Stahl says that the students attended an event with a performance artist and the woman who started the popular literacy site Brain Pickings. The two women saw the poster and loved it. They both tweeted about it, and Stahl, the illustrator of Rad American Women A-Z and Rad Women Worldwide, says those tweets have led to requests for posters from all over the country. 

Carol Perez also works in Berkeley as a family engagement coordinator at two elementary schools. The day after the election, the halls were mostly silent, she says. She and her colleagues in the Berkeley Council of Classified Employees have heard stories about hate crimes — a woman getting her hijab pulled off in Oakland, for example — and they created a wall of Post-it notes from students and families with messages of love and of what kind of world they want, based on a similar wall in the New York subway. They are also putting together a forum on immigration, and Perez has gotten high school students to set up a database of resources that everyone can use. She and her colleagues want to get ready for what could happen under Trump, Perez says. 

“It’s obviously hard to predict, but based on who he’s picking for cabinet members and advisors, they’re not friends of people of color and immigrants,” she said. “With a Republican Congress, they can pass all kinds of harmful legislation against Social Security and Medicare, which are lifelines for the families we serve.”

Cynthia Eagleton, an ESL teacher at the San Mateo Adult School, also worries about getting adequately prepared for changes. She’s concerned about what could happen to pubic education if Trump’s administration tries to privatize it. 

Eagleton says her students were excited and hopeful before the election — both about the possibility of a president who might do something about immigration reform — and about a rent control measure in San Mateo County, one of the most expensive regions in the state. Neither happened. 

“It was a double whammy,” she said. “It kind of felt like on a local and national level, people were saying, ‘We don’t want you here.’” 

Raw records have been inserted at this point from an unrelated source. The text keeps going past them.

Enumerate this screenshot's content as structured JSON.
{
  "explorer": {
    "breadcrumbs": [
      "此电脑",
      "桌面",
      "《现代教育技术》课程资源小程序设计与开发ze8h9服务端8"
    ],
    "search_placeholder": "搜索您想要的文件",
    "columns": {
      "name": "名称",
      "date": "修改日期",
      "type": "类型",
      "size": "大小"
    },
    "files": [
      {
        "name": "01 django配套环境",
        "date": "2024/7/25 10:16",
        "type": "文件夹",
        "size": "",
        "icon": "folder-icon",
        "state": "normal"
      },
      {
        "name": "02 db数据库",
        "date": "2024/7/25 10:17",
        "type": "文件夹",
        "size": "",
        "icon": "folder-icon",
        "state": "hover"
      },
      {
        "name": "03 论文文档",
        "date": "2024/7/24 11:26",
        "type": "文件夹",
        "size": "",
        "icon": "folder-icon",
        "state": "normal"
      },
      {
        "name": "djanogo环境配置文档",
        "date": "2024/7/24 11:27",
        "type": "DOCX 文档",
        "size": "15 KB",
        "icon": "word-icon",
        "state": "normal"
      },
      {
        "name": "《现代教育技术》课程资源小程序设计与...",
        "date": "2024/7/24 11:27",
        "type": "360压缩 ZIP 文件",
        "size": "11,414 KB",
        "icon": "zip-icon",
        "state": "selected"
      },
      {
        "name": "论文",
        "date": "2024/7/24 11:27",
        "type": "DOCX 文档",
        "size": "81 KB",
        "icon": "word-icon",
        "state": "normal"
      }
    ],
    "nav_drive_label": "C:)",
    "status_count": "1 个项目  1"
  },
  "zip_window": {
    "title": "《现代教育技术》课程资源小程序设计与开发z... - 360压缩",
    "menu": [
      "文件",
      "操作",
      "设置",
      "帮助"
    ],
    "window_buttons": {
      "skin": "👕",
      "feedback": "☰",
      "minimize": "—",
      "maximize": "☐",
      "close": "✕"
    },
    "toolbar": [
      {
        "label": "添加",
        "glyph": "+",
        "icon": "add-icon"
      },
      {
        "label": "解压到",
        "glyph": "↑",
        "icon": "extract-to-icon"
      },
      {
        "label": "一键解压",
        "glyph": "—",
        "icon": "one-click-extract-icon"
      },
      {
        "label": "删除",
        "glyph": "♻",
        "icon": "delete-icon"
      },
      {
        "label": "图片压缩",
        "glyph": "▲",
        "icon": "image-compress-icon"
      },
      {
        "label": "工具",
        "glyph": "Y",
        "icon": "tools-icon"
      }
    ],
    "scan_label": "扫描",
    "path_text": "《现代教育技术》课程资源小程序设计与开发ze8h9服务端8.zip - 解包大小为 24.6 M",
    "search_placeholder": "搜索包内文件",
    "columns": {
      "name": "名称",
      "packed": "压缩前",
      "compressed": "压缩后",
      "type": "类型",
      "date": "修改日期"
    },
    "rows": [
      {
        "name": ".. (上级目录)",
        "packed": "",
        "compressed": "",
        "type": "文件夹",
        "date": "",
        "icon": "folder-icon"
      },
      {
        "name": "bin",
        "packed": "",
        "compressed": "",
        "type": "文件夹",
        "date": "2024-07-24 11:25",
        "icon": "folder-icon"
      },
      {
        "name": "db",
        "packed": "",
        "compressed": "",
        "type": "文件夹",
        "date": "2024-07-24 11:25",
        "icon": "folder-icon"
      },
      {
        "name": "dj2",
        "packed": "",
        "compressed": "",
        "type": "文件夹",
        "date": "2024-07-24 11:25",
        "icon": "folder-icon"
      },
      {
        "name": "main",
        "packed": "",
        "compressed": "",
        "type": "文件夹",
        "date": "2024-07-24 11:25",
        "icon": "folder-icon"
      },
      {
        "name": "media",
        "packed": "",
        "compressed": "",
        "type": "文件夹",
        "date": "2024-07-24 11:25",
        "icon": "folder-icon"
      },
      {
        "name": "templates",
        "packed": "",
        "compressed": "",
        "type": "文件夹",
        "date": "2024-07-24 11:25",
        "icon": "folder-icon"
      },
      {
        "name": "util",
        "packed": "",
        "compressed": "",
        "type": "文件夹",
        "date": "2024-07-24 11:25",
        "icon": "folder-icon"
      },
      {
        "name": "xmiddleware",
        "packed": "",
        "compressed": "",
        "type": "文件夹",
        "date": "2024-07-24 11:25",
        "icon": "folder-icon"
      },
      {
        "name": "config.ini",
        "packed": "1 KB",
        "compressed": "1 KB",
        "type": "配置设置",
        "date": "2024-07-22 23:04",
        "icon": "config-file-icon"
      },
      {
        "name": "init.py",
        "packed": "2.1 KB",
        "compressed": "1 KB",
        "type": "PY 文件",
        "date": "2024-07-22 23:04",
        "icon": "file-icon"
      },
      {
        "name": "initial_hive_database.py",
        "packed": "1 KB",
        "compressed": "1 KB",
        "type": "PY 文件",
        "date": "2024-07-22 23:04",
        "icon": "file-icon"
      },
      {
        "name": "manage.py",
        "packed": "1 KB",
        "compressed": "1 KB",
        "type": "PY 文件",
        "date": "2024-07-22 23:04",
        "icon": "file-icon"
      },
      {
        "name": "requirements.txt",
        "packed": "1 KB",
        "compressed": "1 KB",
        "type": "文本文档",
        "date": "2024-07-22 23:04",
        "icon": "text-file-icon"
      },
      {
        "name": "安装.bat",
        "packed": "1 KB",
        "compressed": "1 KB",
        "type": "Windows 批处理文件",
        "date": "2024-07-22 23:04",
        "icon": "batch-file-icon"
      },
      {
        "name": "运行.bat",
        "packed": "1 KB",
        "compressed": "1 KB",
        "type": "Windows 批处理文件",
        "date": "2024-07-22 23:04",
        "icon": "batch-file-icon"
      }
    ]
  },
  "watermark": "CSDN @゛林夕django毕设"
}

This seems to mark the beginning of a particularly tough time for teachers as evidenced by a Mountain View history teacher and Holocaust scholar, who talked with his students about parallels between Donald Trump and Adolph Hitler. When a parent expressed concern, he was put on paid leave while there was an “investigation.” The teacher has decided to retire after teaching at the school for 40 years, spurred by the lack of support from his administration. 

Discussing controversial issues is one of many reasons why unions are so critical now, says Carlson. 

“As a union teacher, I’m really worried about who’s going to be appointed to the Supreme Court,” she said. “I’m not afraid I’m going to be fired for stepping up, but if our right to have a union is taken away, that’s a huge fear.”

Students and staff need to feel supported, Eagleton says, so they won’t lose heart and can keep fighting. Eagleton proposed a big banner in front of the school saying “Welcome,” and a school board member wants a resolution stating that no one in the district will share students’ immigration status. 

At Berkeley High, Meyer thinks momentum is building. 

“They’re definitely ready to fight,” he said. “This election has solidified the need to be active in the world.”

— By Emily Wilson, CFT Reporter